Residents Near Northern California Dam Warned To Evacuate
RACHEL MARTIN, HOST:
Let's go to Northern California now, where the potential failure of an emergency spillway in the nation's tallest dam prompted a massive evacuation. That would send uncontrolled torrents of water to communities downstream from the dam, 180,000 residents have been ordered to leave the area near the Oroville Dam. It's about 70 miles north of Sacramento. Reporter Dan Brekke of member station KQED is covering this story. Dan, thanks so much for being with us.
DAN BREKKE, BYLINE: Good morning, Rachel.
MARTIN: Can you just explain how is it that water was pouring into this emergency spillway?
BREKKE: Well, the story of how the water was in the emergency spillway is sort of a tale of falling dominoes. Starting with a very, very wet winter, a very, very wet series of storms last week that caused a rapid, just sort of torrent of runoff coming into this giant reservoir at Lake Oroville. That's behind this giant dam you mentioned, Oroville Dam. And right in the middle of that, the main spillway, which is a - it's a relief mechanism. When they see water coming up, they have to maintain enough space in the reservoir to catch floodwater. So they let water out.

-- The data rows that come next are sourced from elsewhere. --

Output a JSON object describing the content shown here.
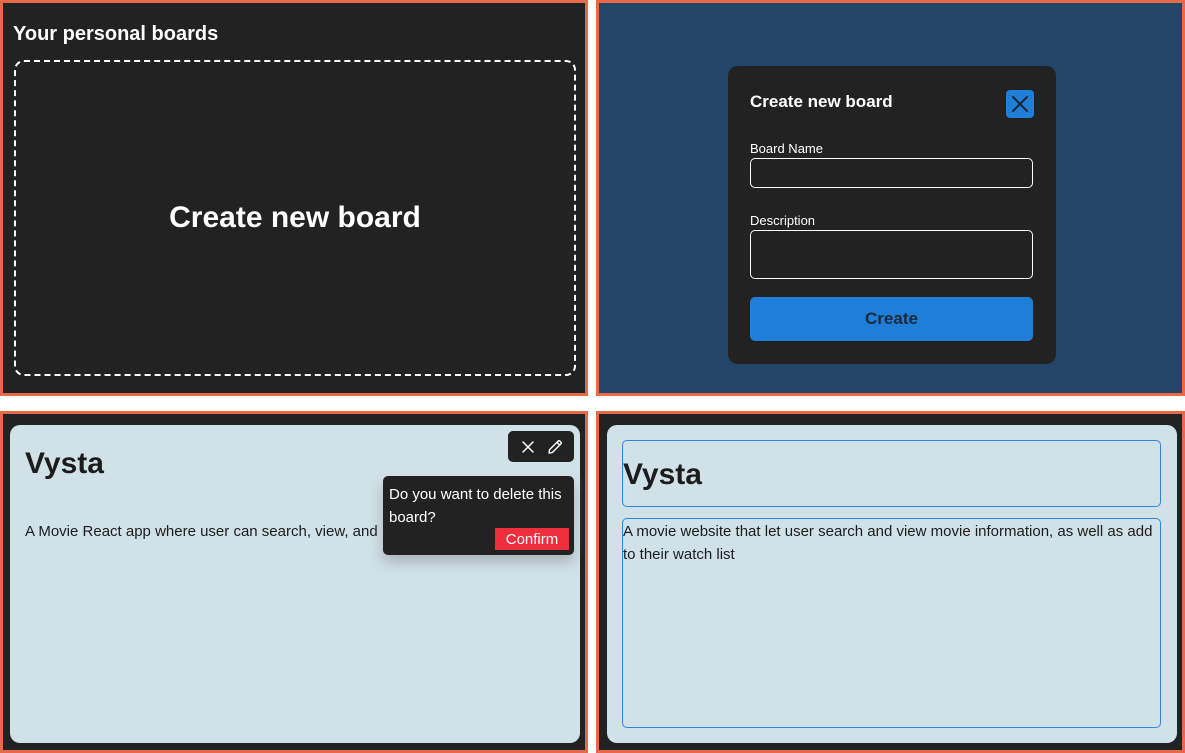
{
  "colors": {
    "frame_border": "#e8684a",
    "dark_bg": "#222222",
    "navy_bg": "#234567",
    "accent_blue": "#1f7fd8",
    "card_bg": "#d1e1e8",
    "confirm_red": "#ee2e3d"
  },
  "boards_page": {
    "section_title": "Your personal boards",
    "create_tile_label": "Create new board"
  },
  "create_modal": {
    "title": "Create new board",
    "close_icon": "close-icon",
    "board_name_label": "Board Name",
    "board_name_value": "",
    "description_label": "Description",
    "description_value": "",
    "create_button": "Create"
  },
  "board_card": {
    "title": "Vysta",
    "description": "A Movie React app where user can search, view, and",
    "actions": [
      "close-icon",
      "pencil-icon"
    ],
    "delete_prompt": "Do you want to delete this board?",
    "confirm_button": "Confirm"
  },
  "edit_card": {
    "title_value": "Vysta",
    "description_value": "A movie website that let user search and view movie information, as well as add to their watch list"
  }
}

And while they were doing that, there is a big hole in the middle of the main spillway. So they had to shut it down. And they could not use it the way they normally would. So the lake rose 50 feet in just a few days and got up to this emergency spillway, which had never been used since the dam went into service in 1968. And on Saturday morning, it began pouring over there.

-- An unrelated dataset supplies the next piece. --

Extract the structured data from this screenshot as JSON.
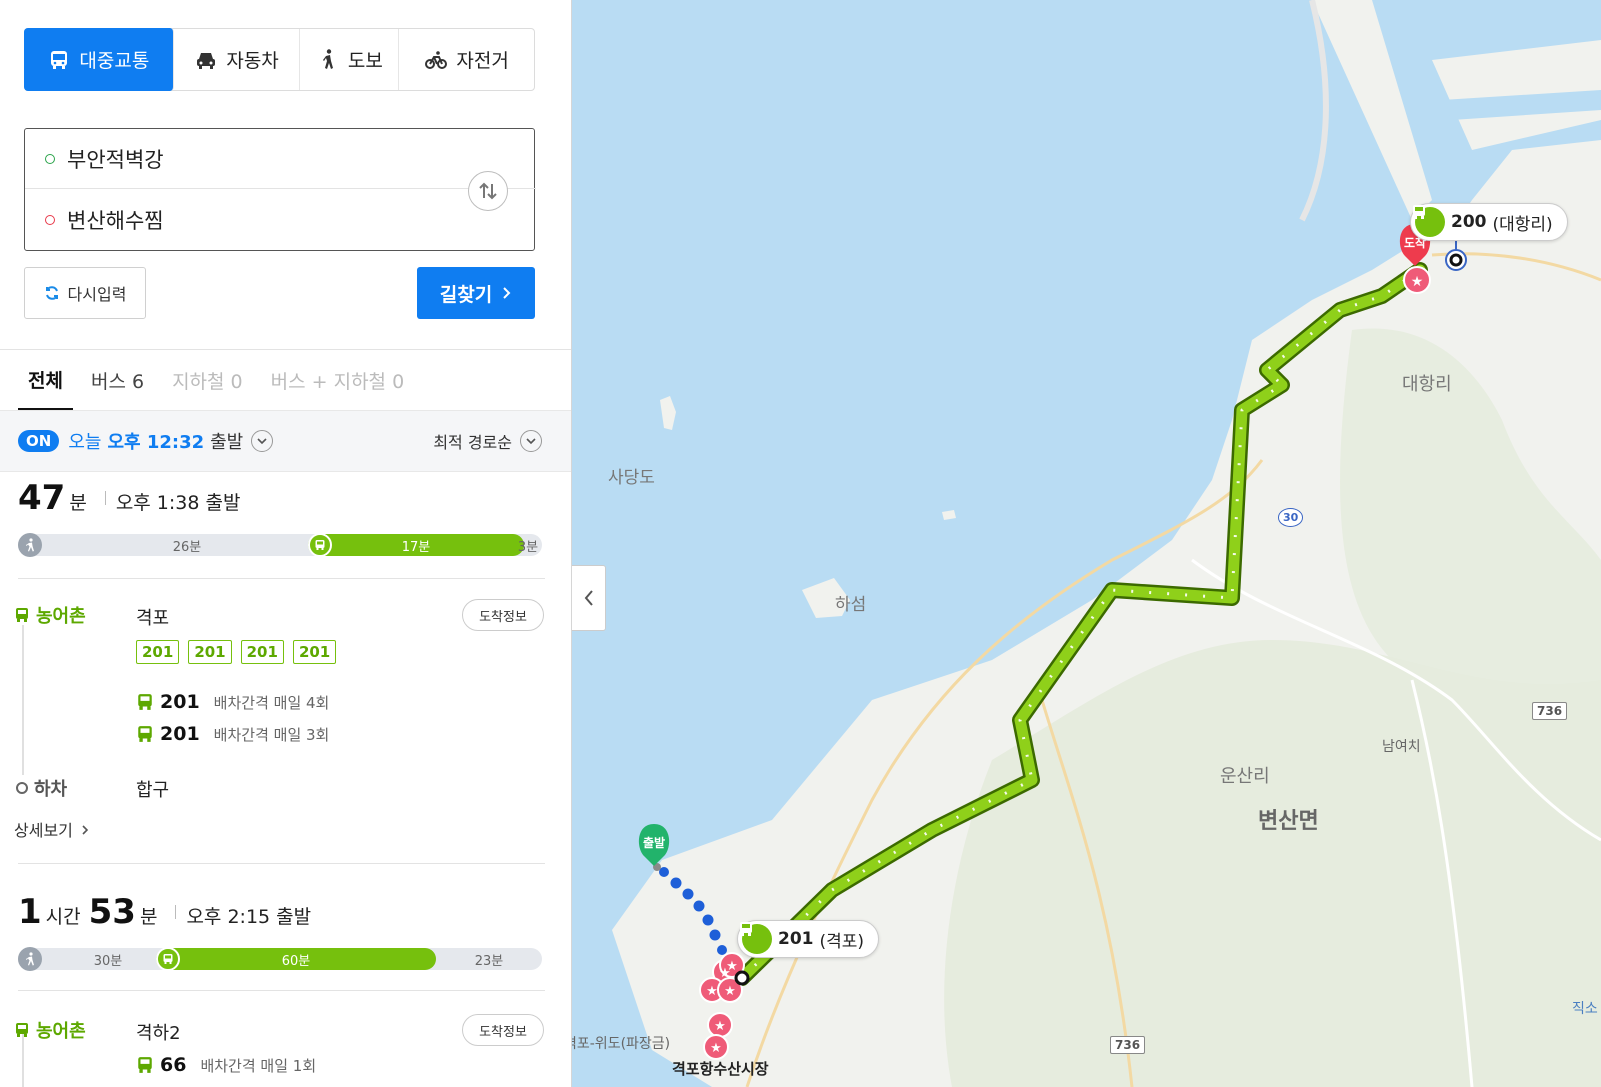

MARTIN: What is happening at this very moment? And we've talked about these evacuations, but what's the scene?
BREKKE: Well, the scene in the evacuation center that I was in last night in Chico, Calif. - which is about 20 or 30 miles from Oroville - was a lot of confused, scared people not knowing how long they're going to be out of their homes and not being certain what's going to happen to their homes. And then for the water, the Department of Water Resources, which is really in charge of taking care of the dam, they're waiting for daylight to see what the conditions are there.

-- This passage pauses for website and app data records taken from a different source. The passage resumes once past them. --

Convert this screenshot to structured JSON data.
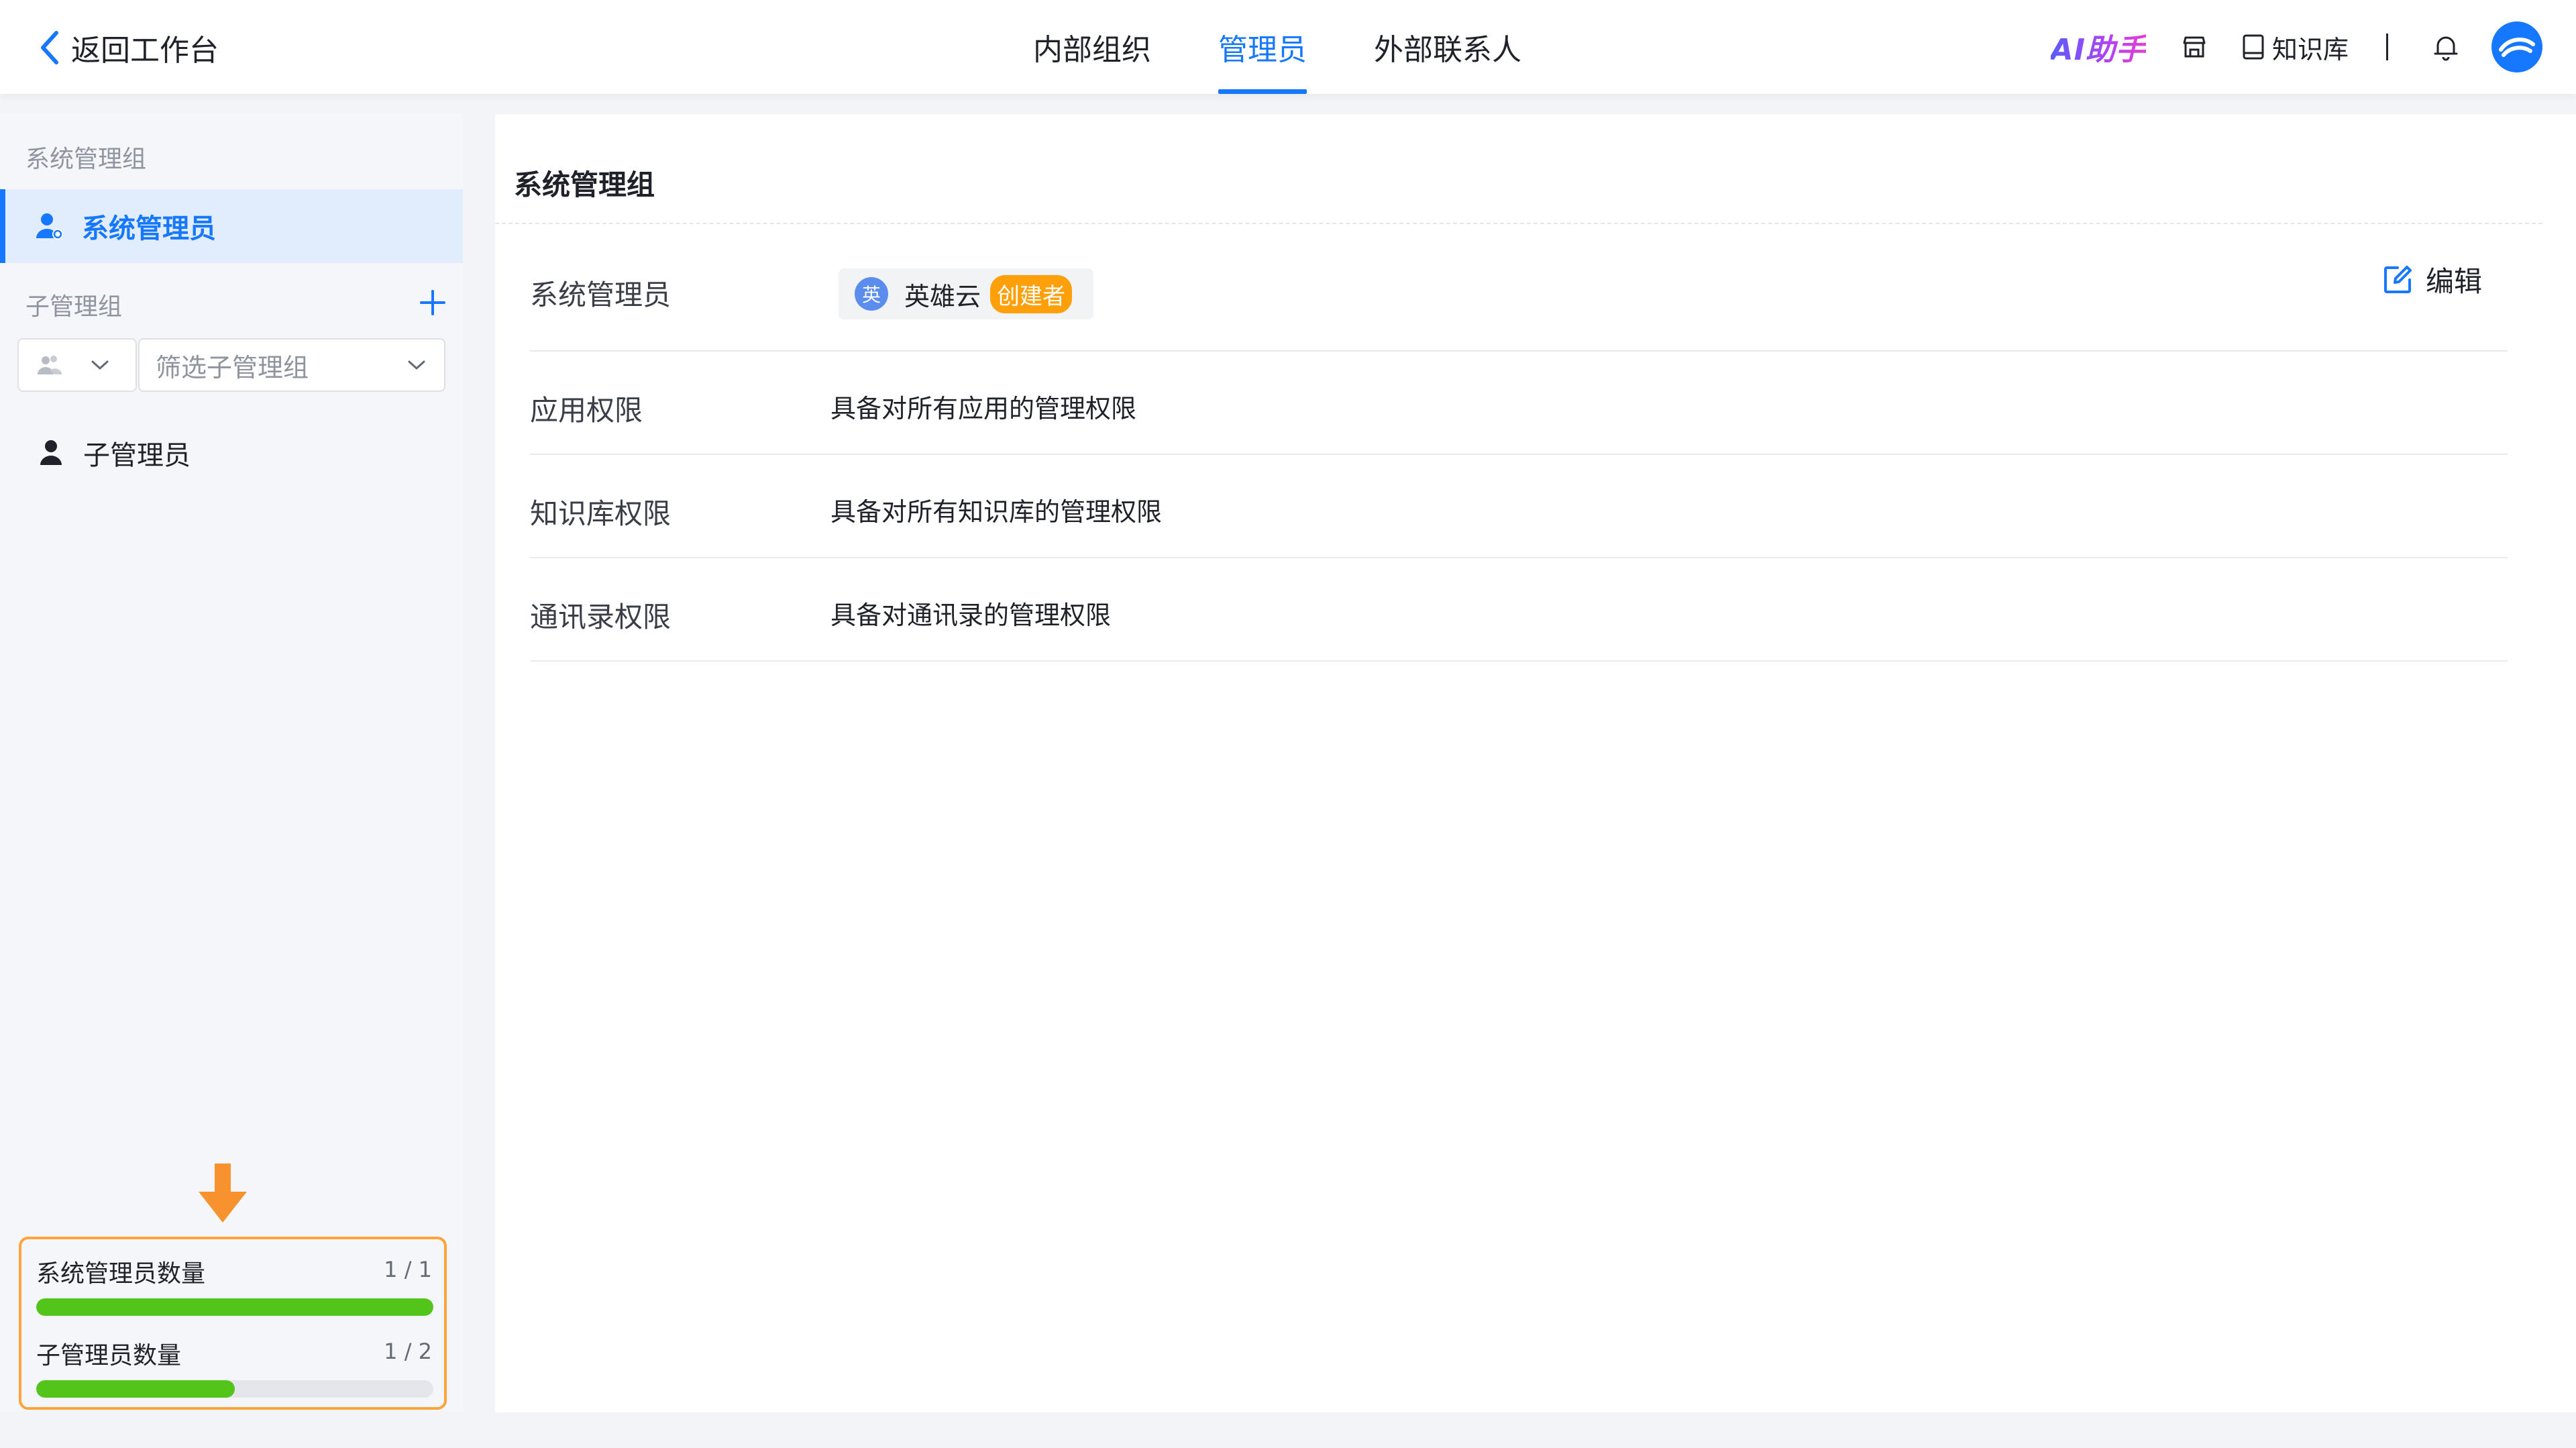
{
  "header": {
    "back_label": "返回工作台",
    "tabs": [
      {
        "label": "内部组织",
        "active": false
      },
      {
        "label": "管理员",
        "active": true
      },
      {
        "label": "外部联系人",
        "active": false
      }
    ],
    "ai_label": "AI助手",
    "kb_label": "知识库",
    "accent_color": "#1677ff"
  },
  "sidebar": {
    "system_group_title": "系统管理组",
    "system_admin_item": "系统管理员",
    "sub_group_title": "子管理组",
    "filter_placeholder": "筛选子管理组",
    "sub_admin_item": "子管理员",
    "quota": {
      "system_admin_label": "系统管理员数量",
      "system_admin_count": "1 / 1",
      "system_admin_ratio": 1.0,
      "sub_admin_label": "子管理员数量",
      "sub_admin_count": "1 / 2",
      "sub_admin_ratio": 0.5
    }
  },
  "main": {
    "title": "系统管理组",
    "edit_label": "编辑",
    "admin_row_label": "系统管理员",
    "admin_user": {
      "avatar_text": "英",
      "name": "英雄云",
      "badge": "创建者"
    },
    "permissions": [
      {
        "label": "应用权限",
        "value": "具备对所有应用的管理权限"
      },
      {
        "label": "知识库权限",
        "value": "具备对所有知识库的管理权限"
      },
      {
        "label": "通讯录权限",
        "value": "具备对通讯录的管理权限"
      }
    ]
  }
}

They began an emergency release of water last night down the damaged spillway that I mentioned. And that did have the effect of lowering the lake low enough so that the emergency spillway apparently is no longer in immediate danger of failing.
MARTIN: You talked to some of these people, I understand?
BREKKE: I did. And like I said, there were a lot of confused and scared people. One of the people I talked to was Marilyn McKinney (ph). She was there with a family group. Her son said leaving town looked like a zombie apocalypse with everybody running around. But, you know, it was very anxious for them because they had to leave somebody behind, and that's what she told me about.
MARILYN MCKINNEY: My daughter-in-law is still there with her sister who is bed ridden, but we've got her in a wheelchair. They were supposed to be sending an ambulance or someone to help transport her out, and nobody has shown up for her yet. She called 911, and 911 said that they weren't sending anybody else out there.
MARTIN: So just briefly, Dan, what's the biggest concern going forward?
BREKKE: Biggest concern is that we have another series of storms coming in later this week. And they have to clear enough space in this reservoir that they don't run continued risk of failure of the emergency spillway and a massive flood downstream.
MARTIN: Dan Brekke is a reporter with member station KQED. Thank you so much, Dan.
BREKKE: You're welcome.
(SOUNDBITE OF CHASING DREAMS' "EVERYTHING IS MOVING, BUT NOT THE SKY")
NPR transcripts are created on a rush deadline by an NPR contractor. This text may not be in its final form and may be updated or revised in the future. Accuracy and availability may vary. The authoritative record of NPR’s programming is the audio record.